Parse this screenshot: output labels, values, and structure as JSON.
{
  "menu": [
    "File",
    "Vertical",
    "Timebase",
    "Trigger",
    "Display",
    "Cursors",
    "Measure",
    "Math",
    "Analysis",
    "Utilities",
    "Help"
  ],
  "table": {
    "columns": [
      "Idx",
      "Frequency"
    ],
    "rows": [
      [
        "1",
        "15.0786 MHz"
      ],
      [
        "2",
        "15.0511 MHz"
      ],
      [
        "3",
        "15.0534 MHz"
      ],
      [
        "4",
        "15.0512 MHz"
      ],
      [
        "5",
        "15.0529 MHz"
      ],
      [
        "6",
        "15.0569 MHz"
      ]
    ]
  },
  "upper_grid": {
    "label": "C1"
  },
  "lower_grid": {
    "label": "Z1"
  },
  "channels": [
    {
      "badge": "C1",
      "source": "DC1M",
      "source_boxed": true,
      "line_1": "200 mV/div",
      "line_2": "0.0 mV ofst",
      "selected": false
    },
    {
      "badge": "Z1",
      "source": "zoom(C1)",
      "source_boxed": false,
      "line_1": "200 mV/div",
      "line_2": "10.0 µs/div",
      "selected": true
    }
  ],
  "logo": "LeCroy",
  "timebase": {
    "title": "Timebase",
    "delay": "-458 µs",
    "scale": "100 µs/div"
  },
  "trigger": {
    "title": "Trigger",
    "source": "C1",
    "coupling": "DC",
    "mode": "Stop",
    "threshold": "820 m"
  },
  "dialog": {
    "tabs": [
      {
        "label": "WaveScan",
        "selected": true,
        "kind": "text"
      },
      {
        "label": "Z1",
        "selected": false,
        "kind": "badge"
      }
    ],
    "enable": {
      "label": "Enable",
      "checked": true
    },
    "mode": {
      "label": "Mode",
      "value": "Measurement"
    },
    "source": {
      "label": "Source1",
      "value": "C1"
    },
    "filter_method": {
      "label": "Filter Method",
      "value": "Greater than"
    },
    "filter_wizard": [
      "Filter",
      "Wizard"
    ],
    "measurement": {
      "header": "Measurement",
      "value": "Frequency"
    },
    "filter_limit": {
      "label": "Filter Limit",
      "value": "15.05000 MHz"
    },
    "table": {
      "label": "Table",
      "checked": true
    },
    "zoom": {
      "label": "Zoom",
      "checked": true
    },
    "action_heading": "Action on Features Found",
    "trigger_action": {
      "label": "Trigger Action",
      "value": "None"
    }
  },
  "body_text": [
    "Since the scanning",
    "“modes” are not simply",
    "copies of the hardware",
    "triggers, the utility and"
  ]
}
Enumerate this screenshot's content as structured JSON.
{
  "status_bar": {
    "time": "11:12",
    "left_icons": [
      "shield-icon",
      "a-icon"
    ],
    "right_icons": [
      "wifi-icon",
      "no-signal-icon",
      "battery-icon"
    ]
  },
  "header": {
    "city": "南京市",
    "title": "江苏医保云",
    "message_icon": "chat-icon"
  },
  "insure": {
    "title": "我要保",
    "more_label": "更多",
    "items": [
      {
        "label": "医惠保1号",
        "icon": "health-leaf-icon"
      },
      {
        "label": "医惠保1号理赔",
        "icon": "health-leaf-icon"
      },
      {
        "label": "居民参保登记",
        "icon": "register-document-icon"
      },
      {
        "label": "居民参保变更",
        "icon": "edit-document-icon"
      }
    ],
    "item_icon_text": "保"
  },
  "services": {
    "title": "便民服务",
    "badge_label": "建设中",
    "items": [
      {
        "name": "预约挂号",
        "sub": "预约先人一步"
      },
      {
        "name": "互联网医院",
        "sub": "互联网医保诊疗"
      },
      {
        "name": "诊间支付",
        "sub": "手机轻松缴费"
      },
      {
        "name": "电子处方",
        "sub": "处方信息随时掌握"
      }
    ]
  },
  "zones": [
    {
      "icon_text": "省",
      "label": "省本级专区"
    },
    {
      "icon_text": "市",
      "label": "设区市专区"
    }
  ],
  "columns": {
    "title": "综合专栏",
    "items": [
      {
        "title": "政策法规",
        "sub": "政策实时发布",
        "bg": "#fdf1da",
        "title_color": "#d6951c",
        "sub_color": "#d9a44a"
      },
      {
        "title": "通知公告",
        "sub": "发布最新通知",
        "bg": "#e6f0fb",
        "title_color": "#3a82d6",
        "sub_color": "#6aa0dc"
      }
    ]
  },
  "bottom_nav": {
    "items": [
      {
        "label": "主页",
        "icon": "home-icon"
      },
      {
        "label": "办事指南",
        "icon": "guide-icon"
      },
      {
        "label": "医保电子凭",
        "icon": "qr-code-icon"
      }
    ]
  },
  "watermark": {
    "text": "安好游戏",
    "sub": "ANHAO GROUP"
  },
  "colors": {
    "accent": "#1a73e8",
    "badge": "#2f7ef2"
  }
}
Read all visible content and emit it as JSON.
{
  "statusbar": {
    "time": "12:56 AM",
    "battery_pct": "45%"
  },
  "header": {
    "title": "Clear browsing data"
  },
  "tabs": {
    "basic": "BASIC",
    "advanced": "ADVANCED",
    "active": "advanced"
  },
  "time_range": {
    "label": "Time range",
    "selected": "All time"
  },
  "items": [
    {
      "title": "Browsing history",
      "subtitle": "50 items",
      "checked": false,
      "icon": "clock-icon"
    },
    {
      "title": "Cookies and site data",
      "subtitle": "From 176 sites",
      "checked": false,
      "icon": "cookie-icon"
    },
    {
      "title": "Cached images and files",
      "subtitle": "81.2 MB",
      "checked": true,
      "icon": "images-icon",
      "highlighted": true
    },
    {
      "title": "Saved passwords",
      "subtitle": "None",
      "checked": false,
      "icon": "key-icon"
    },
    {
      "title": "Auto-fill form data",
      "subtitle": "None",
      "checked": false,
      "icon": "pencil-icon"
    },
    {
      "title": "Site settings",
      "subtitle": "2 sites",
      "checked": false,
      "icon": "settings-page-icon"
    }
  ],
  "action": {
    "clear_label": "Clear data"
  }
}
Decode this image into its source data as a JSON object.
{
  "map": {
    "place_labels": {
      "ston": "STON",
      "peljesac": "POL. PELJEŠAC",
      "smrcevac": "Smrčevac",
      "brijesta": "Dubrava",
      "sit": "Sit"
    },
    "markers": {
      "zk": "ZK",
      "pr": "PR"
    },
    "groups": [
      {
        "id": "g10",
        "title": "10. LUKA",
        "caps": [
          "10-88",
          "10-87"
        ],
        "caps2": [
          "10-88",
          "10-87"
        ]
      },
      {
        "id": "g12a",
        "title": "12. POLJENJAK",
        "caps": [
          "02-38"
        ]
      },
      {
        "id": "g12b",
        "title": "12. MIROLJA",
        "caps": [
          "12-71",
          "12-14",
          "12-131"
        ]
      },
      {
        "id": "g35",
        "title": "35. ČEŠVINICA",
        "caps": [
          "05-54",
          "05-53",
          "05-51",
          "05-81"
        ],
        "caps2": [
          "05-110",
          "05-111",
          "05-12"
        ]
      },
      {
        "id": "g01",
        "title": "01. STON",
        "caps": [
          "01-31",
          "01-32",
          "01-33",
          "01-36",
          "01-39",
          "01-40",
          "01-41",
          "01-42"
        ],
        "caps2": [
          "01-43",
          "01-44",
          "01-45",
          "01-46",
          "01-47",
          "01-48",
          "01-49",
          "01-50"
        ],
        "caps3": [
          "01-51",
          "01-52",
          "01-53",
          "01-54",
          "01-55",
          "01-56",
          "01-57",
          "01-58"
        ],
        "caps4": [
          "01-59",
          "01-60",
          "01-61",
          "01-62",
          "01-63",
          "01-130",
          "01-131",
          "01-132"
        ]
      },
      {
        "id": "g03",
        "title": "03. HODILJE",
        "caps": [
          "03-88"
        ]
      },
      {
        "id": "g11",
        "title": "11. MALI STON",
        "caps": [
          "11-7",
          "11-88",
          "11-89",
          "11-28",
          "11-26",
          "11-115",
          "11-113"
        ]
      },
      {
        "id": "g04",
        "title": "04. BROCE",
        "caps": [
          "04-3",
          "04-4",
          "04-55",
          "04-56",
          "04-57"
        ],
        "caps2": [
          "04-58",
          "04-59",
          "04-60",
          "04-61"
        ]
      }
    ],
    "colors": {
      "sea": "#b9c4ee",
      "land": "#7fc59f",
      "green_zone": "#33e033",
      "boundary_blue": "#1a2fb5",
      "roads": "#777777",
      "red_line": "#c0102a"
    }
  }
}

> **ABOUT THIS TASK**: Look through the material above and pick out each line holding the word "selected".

> **THE ANSWER**:
      "selected": false
      "selected": true
        "selected": true,
        "selected": false,
    "selected": "All time"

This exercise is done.